EXERCISE DETAILS.
Find every line below that contains the word "Subdatasheet" and copy it out.

DATA EXTRACTS.
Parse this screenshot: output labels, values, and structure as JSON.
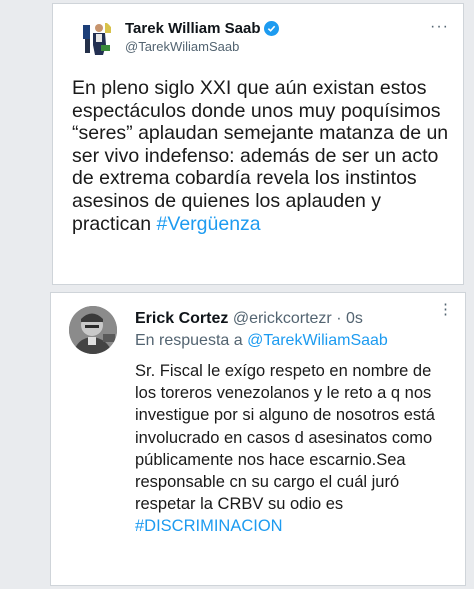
{
  "tweet": {
    "display_name": "Tarek William Saab",
    "handle": "@TarekWiliamSaab",
    "text": "En pleno siglo XXI que aún existan estos espectáculos donde unos muy poquísimos “seres” aplaudan semejante matanza de un ser vivo indefenso: además de ser un acto de extrema cobardía revela los instintos asesinos de quienes los aplauden y practican ",
    "hashtag": "#Vergüenza",
    "more_label": "···"
  },
  "reply": {
    "display_name": "Erick Cortez",
    "handle": "@erickcortezr",
    "separator": " · ",
    "time": "0s",
    "reply_prefix": "En respuesta a ",
    "reply_to": "@TarekWiliamSaab",
    "text": "Sr. Fiscal le exígo respeto en nombre de los toreros venezolanos y le reto a q nos investigue por si alguno de nosotros está involucrado en casos d asesinatos como públicamente nos hace escarnio.Sea responsable cn su cargo el cuál juró respetar la CRBV su odio es ",
    "hashtag": "#DISCRIMINACION",
    "more_label": "⋮"
  },
  "colors": {
    "link": "#1d9bf0",
    "verified": "#1d9bf0",
    "text": "#1a1a1a",
    "muted": "#536471"
  },
  "icons": [
    "verified-badge-icon",
    "more-options-icon",
    "avatar"
  ]
}
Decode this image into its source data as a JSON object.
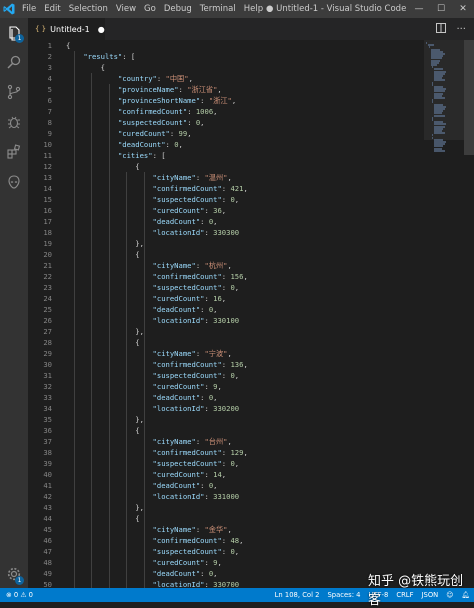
{
  "titlebar": {
    "menu": [
      "File",
      "Edit",
      "Selection",
      "View",
      "Go",
      "Debug",
      "Terminal",
      "Help"
    ],
    "window_title": "● Untitled-1 - Visual Studio Code",
    "controls": [
      "—",
      "☐",
      "✕"
    ]
  },
  "activity": {
    "explorer_badge": "1",
    "settings_badge": "1"
  },
  "tab": {
    "icon": "{ }",
    "label": "Untitled-1",
    "dirty_dot": "●"
  },
  "editor": {
    "lines": [
      {
        "n": "1",
        "t": [
          [
            "p",
            "{"
          ]
        ]
      },
      {
        "n": "2",
        "t": [
          [
            "p",
            "    "
          ],
          [
            "k",
            "\"results\""
          ],
          [
            "p",
            ": ["
          ]
        ]
      },
      {
        "n": "3",
        "t": [
          [
            "p",
            "        {"
          ]
        ]
      },
      {
        "n": "4",
        "t": [
          [
            "p",
            "            "
          ],
          [
            "k",
            "\"country\""
          ],
          [
            "p",
            ": "
          ],
          [
            "s",
            "\"中国\""
          ],
          [
            "p",
            ","
          ]
        ]
      },
      {
        "n": "5",
        "t": [
          [
            "p",
            "            "
          ],
          [
            "k",
            "\"provinceName\""
          ],
          [
            "p",
            ": "
          ],
          [
            "s",
            "\"浙江省\""
          ],
          [
            "p",
            ","
          ]
        ]
      },
      {
        "n": "6",
        "t": [
          [
            "p",
            "            "
          ],
          [
            "k",
            "\"provinceShortName\""
          ],
          [
            "p",
            ": "
          ],
          [
            "s",
            "\"浙江\""
          ],
          [
            "p",
            ","
          ]
        ]
      },
      {
        "n": "7",
        "t": [
          [
            "p",
            "            "
          ],
          [
            "k",
            "\"confirmedCount\""
          ],
          [
            "p",
            ": "
          ],
          [
            "n",
            "1006"
          ],
          [
            "p",
            ","
          ]
        ]
      },
      {
        "n": "8",
        "t": [
          [
            "p",
            "            "
          ],
          [
            "k",
            "\"suspectedCount\""
          ],
          [
            "p",
            ": "
          ],
          [
            "n",
            "0"
          ],
          [
            "p",
            ","
          ]
        ]
      },
      {
        "n": "9",
        "t": [
          [
            "p",
            "            "
          ],
          [
            "k",
            "\"curedCount\""
          ],
          [
            "p",
            ": "
          ],
          [
            "n",
            "99"
          ],
          [
            "p",
            ","
          ]
        ]
      },
      {
        "n": "10",
        "t": [
          [
            "p",
            "            "
          ],
          [
            "k",
            "\"deadCount\""
          ],
          [
            "p",
            ": "
          ],
          [
            "n",
            "0"
          ],
          [
            "p",
            ","
          ]
        ]
      },
      {
        "n": "11",
        "t": [
          [
            "p",
            "            "
          ],
          [
            "k",
            "\"cities\""
          ],
          [
            "p",
            ": ["
          ]
        ]
      },
      {
        "n": "12",
        "t": [
          [
            "p",
            "                {"
          ]
        ]
      },
      {
        "n": "13",
        "t": [
          [
            "p",
            "                    "
          ],
          [
            "k",
            "\"cityName\""
          ],
          [
            "p",
            ": "
          ],
          [
            "s",
            "\"温州\""
          ],
          [
            "p",
            ","
          ]
        ]
      },
      {
        "n": "14",
        "t": [
          [
            "p",
            "                    "
          ],
          [
            "k",
            "\"confirmedCount\""
          ],
          [
            "p",
            ": "
          ],
          [
            "n",
            "421"
          ],
          [
            "p",
            ","
          ]
        ]
      },
      {
        "n": "15",
        "t": [
          [
            "p",
            "                    "
          ],
          [
            "k",
            "\"suspectedCount\""
          ],
          [
            "p",
            ": "
          ],
          [
            "n",
            "0"
          ],
          [
            "p",
            ","
          ]
        ]
      },
      {
        "n": "16",
        "t": [
          [
            "p",
            "                    "
          ],
          [
            "k",
            "\"curedCount\""
          ],
          [
            "p",
            ": "
          ],
          [
            "n",
            "36"
          ],
          [
            "p",
            ","
          ]
        ]
      },
      {
        "n": "17",
        "t": [
          [
            "p",
            "                    "
          ],
          [
            "k",
            "\"deadCount\""
          ],
          [
            "p",
            ": "
          ],
          [
            "n",
            "0"
          ],
          [
            "p",
            ","
          ]
        ]
      },
      {
        "n": "18",
        "t": [
          [
            "p",
            "                    "
          ],
          [
            "k",
            "\"locationId\""
          ],
          [
            "p",
            ": "
          ],
          [
            "n",
            "330300"
          ]
        ]
      },
      {
        "n": "19",
        "t": [
          [
            "p",
            "                },"
          ]
        ]
      },
      {
        "n": "20",
        "t": [
          [
            "p",
            "                {"
          ]
        ]
      },
      {
        "n": "21",
        "t": [
          [
            "p",
            "                    "
          ],
          [
            "k",
            "\"cityName\""
          ],
          [
            "p",
            ": "
          ],
          [
            "s",
            "\"杭州\""
          ],
          [
            "p",
            ","
          ]
        ]
      },
      {
        "n": "22",
        "t": [
          [
            "p",
            "                    "
          ],
          [
            "k",
            "\"confirmedCount\""
          ],
          [
            "p",
            ": "
          ],
          [
            "n",
            "156"
          ],
          [
            "p",
            ","
          ]
        ]
      },
      {
        "n": "23",
        "t": [
          [
            "p",
            "                    "
          ],
          [
            "k",
            "\"suspectedCount\""
          ],
          [
            "p",
            ": "
          ],
          [
            "n",
            "0"
          ],
          [
            "p",
            ","
          ]
        ]
      },
      {
        "n": "24",
        "t": [
          [
            "p",
            "                    "
          ],
          [
            "k",
            "\"curedCount\""
          ],
          [
            "p",
            ": "
          ],
          [
            "n",
            "16"
          ],
          [
            "p",
            ","
          ]
        ]
      },
      {
        "n": "25",
        "t": [
          [
            "p",
            "                    "
          ],
          [
            "k",
            "\"deadCount\""
          ],
          [
            "p",
            ": "
          ],
          [
            "n",
            "0"
          ],
          [
            "p",
            ","
          ]
        ]
      },
      {
        "n": "26",
        "t": [
          [
            "p",
            "                    "
          ],
          [
            "k",
            "\"locationId\""
          ],
          [
            "p",
            ": "
          ],
          [
            "n",
            "330100"
          ]
        ]
      },
      {
        "n": "27",
        "t": [
          [
            "p",
            "                },"
          ]
        ]
      },
      {
        "n": "28",
        "t": [
          [
            "p",
            "                {"
          ]
        ]
      },
      {
        "n": "29",
        "t": [
          [
            "p",
            "                    "
          ],
          [
            "k",
            "\"cityName\""
          ],
          [
            "p",
            ": "
          ],
          [
            "s",
            "\"宁波\""
          ],
          [
            "p",
            ","
          ]
        ]
      },
      {
        "n": "30",
        "t": [
          [
            "p",
            "                    "
          ],
          [
            "k",
            "\"confirmedCount\""
          ],
          [
            "p",
            ": "
          ],
          [
            "n",
            "136"
          ],
          [
            "p",
            ","
          ]
        ]
      },
      {
        "n": "31",
        "t": [
          [
            "p",
            "                    "
          ],
          [
            "k",
            "\"suspectedCount\""
          ],
          [
            "p",
            ": "
          ],
          [
            "n",
            "0"
          ],
          [
            "p",
            ","
          ]
        ]
      },
      {
        "n": "32",
        "t": [
          [
            "p",
            "                    "
          ],
          [
            "k",
            "\"curedCount\""
          ],
          [
            "p",
            ": "
          ],
          [
            "n",
            "9"
          ],
          [
            "p",
            ","
          ]
        ]
      },
      {
        "n": "33",
        "t": [
          [
            "p",
            "                    "
          ],
          [
            "k",
            "\"deadCount\""
          ],
          [
            "p",
            ": "
          ],
          [
            "n",
            "0"
          ],
          [
            "p",
            ","
          ]
        ]
      },
      {
        "n": "34",
        "t": [
          [
            "p",
            "                    "
          ],
          [
            "k",
            "\"locationId\""
          ],
          [
            "p",
            ": "
          ],
          [
            "n",
            "330200"
          ]
        ]
      },
      {
        "n": "35",
        "t": [
          [
            "p",
            "                },"
          ]
        ]
      },
      {
        "n": "36",
        "t": [
          [
            "p",
            "                {"
          ]
        ]
      },
      {
        "n": "37",
        "t": [
          [
            "p",
            "                    "
          ],
          [
            "k",
            "\"cityName\""
          ],
          [
            "p",
            ": "
          ],
          [
            "s",
            "\"台州\""
          ],
          [
            "p",
            ","
          ]
        ]
      },
      {
        "n": "38",
        "t": [
          [
            "p",
            "                    "
          ],
          [
            "k",
            "\"confirmedCount\""
          ],
          [
            "p",
            ": "
          ],
          [
            "n",
            "129"
          ],
          [
            "p",
            ","
          ]
        ]
      },
      {
        "n": "39",
        "t": [
          [
            "p",
            "                    "
          ],
          [
            "k",
            "\"suspectedCount\""
          ],
          [
            "p",
            ": "
          ],
          [
            "n",
            "0"
          ],
          [
            "p",
            ","
          ]
        ]
      },
      {
        "n": "40",
        "t": [
          [
            "p",
            "                    "
          ],
          [
            "k",
            "\"curedCount\""
          ],
          [
            "p",
            ": "
          ],
          [
            "n",
            "14"
          ],
          [
            "p",
            ","
          ]
        ]
      },
      {
        "n": "41",
        "t": [
          [
            "p",
            "                    "
          ],
          [
            "k",
            "\"deadCount\""
          ],
          [
            "p",
            ": "
          ],
          [
            "n",
            "0"
          ],
          [
            "p",
            ","
          ]
        ]
      },
      {
        "n": "42",
        "t": [
          [
            "p",
            "                    "
          ],
          [
            "k",
            "\"locationId\""
          ],
          [
            "p",
            ": "
          ],
          [
            "n",
            "331000"
          ]
        ]
      },
      {
        "n": "43",
        "t": [
          [
            "p",
            "                },"
          ]
        ]
      },
      {
        "n": "44",
        "t": [
          [
            "p",
            "                {"
          ]
        ]
      },
      {
        "n": "45",
        "t": [
          [
            "p",
            "                    "
          ],
          [
            "k",
            "\"cityName\""
          ],
          [
            "p",
            ": "
          ],
          [
            "s",
            "\"金华\""
          ],
          [
            "p",
            ","
          ]
        ]
      },
      {
        "n": "46",
        "t": [
          [
            "p",
            "                    "
          ],
          [
            "k",
            "\"confirmedCount\""
          ],
          [
            "p",
            ": "
          ],
          [
            "n",
            "48"
          ],
          [
            "p",
            ","
          ]
        ]
      },
      {
        "n": "47",
        "t": [
          [
            "p",
            "                    "
          ],
          [
            "k",
            "\"suspectedCount\""
          ],
          [
            "p",
            ": "
          ],
          [
            "n",
            "0"
          ],
          [
            "p",
            ","
          ]
        ]
      },
      {
        "n": "48",
        "t": [
          [
            "p",
            "                    "
          ],
          [
            "k",
            "\"curedCount\""
          ],
          [
            "p",
            ": "
          ],
          [
            "n",
            "9"
          ],
          [
            "p",
            ","
          ]
        ]
      },
      {
        "n": "49",
        "t": [
          [
            "p",
            "                    "
          ],
          [
            "k",
            "\"deadCount\""
          ],
          [
            "p",
            ": "
          ],
          [
            "n",
            "0"
          ],
          [
            "p",
            ","
          ]
        ]
      },
      {
        "n": "50",
        "t": [
          [
            "p",
            "                    "
          ],
          [
            "k",
            "\"locationId\""
          ],
          [
            "p",
            ": "
          ],
          [
            "n",
            "330700"
          ]
        ]
      }
    ]
  },
  "statusbar": {
    "problems": "⊗ 0 ⚠ 0",
    "items": [
      "Ln 108, Col 2",
      "Spaces: 4",
      "UTF-8",
      "CRLF",
      "JSON"
    ]
  },
  "watermark": "知乎 @铁熊玩创客",
  "colors": {
    "accent": "#007acc",
    "key": "#9cdcfe",
    "string": "#ce9178",
    "number": "#b5cea8"
  }
}
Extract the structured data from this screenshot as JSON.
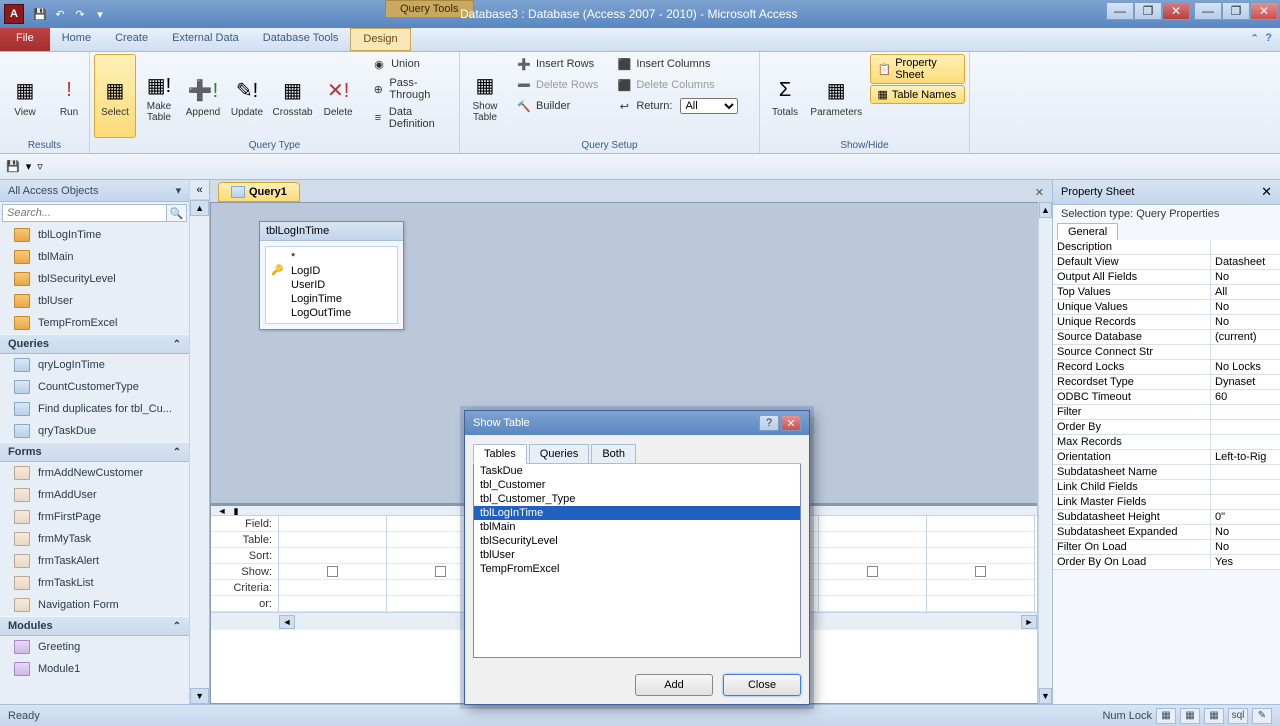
{
  "title": "Database3 : Database (Access 2007 - 2010) - Microsoft Access",
  "context_tab": "Query Tools",
  "menu": {
    "file": "File",
    "home": "Home",
    "create": "Create",
    "external": "External Data",
    "dbtools": "Database Tools",
    "design": "Design"
  },
  "ribbon": {
    "results": {
      "view": "View",
      "run": "Run",
      "label": "Results"
    },
    "qtype": {
      "select": "Select",
      "make": "Make\nTable",
      "append": "Append",
      "update": "Update",
      "crosstab": "Crosstab",
      "delete": "Delete",
      "union": "Union",
      "pass": "Pass-Through",
      "datadef": "Data Definition",
      "label": "Query Type"
    },
    "setup": {
      "show": "Show\nTable",
      "insr": "Insert Rows",
      "delr": "Delete Rows",
      "builder": "Builder",
      "insc": "Insert Columns",
      "delc": "Delete Columns",
      "return": "Return:",
      "returnval": "All",
      "label": "Query Setup"
    },
    "showhide": {
      "totals": "Totals",
      "params": "Parameters",
      "prop": "Property Sheet",
      "tnames": "Table Names",
      "label": "Show/Hide"
    }
  },
  "nav": {
    "header": "All Access Objects",
    "search": "Search...",
    "tables": [
      "tblLogInTime",
      "tblMain",
      "tblSecurityLevel",
      "tblUser",
      "TempFromExcel"
    ],
    "queries_label": "Queries",
    "queries": [
      "qryLogInTime",
      "CountCustomerType",
      "Find duplicates for tbl_Cu...",
      "qryTaskDue"
    ],
    "forms_label": "Forms",
    "forms": [
      "frmAddNewCustomer",
      "frmAddUser",
      "frmFirstPage",
      "frmMyTask",
      "frmTaskAlert",
      "frmTaskList",
      "Navigation Form"
    ],
    "modules_label": "Modules",
    "modules": [
      "Greeting",
      "Module1"
    ]
  },
  "doc": {
    "tab": "Query1"
  },
  "table_win": {
    "title": "tblLogInTime",
    "fields": [
      "*",
      "LogID",
      "UserID",
      "LoginTime",
      "LogOutTime"
    ],
    "key": 1
  },
  "grid_labels": [
    "Field:",
    "Table:",
    "Sort:",
    "Show:",
    "Criteria:",
    "or:"
  ],
  "props": {
    "title": "Property Sheet",
    "seltype": "Selection type:  Query Properties",
    "tab": "General",
    "rows": [
      [
        "Description",
        ""
      ],
      [
        "Default View",
        "Datasheet"
      ],
      [
        "Output All Fields",
        "No"
      ],
      [
        "Top Values",
        "All"
      ],
      [
        "Unique Values",
        "No"
      ],
      [
        "Unique Records",
        "No"
      ],
      [
        "Source Database",
        "(current)"
      ],
      [
        "Source Connect Str",
        ""
      ],
      [
        "Record Locks",
        "No Locks"
      ],
      [
        "Recordset Type",
        "Dynaset"
      ],
      [
        "ODBC Timeout",
        "60"
      ],
      [
        "Filter",
        ""
      ],
      [
        "Order By",
        ""
      ],
      [
        "Max Records",
        ""
      ],
      [
        "Orientation",
        "Left-to-Rig"
      ],
      [
        "Subdatasheet Name",
        ""
      ],
      [
        "Link Child Fields",
        ""
      ],
      [
        "Link Master Fields",
        ""
      ],
      [
        "Subdatasheet Height",
        "0\""
      ],
      [
        "Subdatasheet Expanded",
        "No"
      ],
      [
        "Filter On Load",
        "No"
      ],
      [
        "Order By On Load",
        "Yes"
      ]
    ]
  },
  "dialog": {
    "title": "Show Table",
    "tabs": [
      "Tables",
      "Queries",
      "Both"
    ],
    "items": [
      "TaskDue",
      "tbl_Customer",
      "tbl_Customer_Type",
      "tblLogInTime",
      "tblMain",
      "tblSecurityLevel",
      "tblUser",
      "TempFromExcel"
    ],
    "selected": 3,
    "add": "Add",
    "close": "Close"
  },
  "status": {
    "ready": "Ready",
    "numlock": "Num Lock"
  }
}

WRITTEN ANSWER.
        "Subdatasheet Name",
        "Subdatasheet Height",
        "Subdatasheet Expanded",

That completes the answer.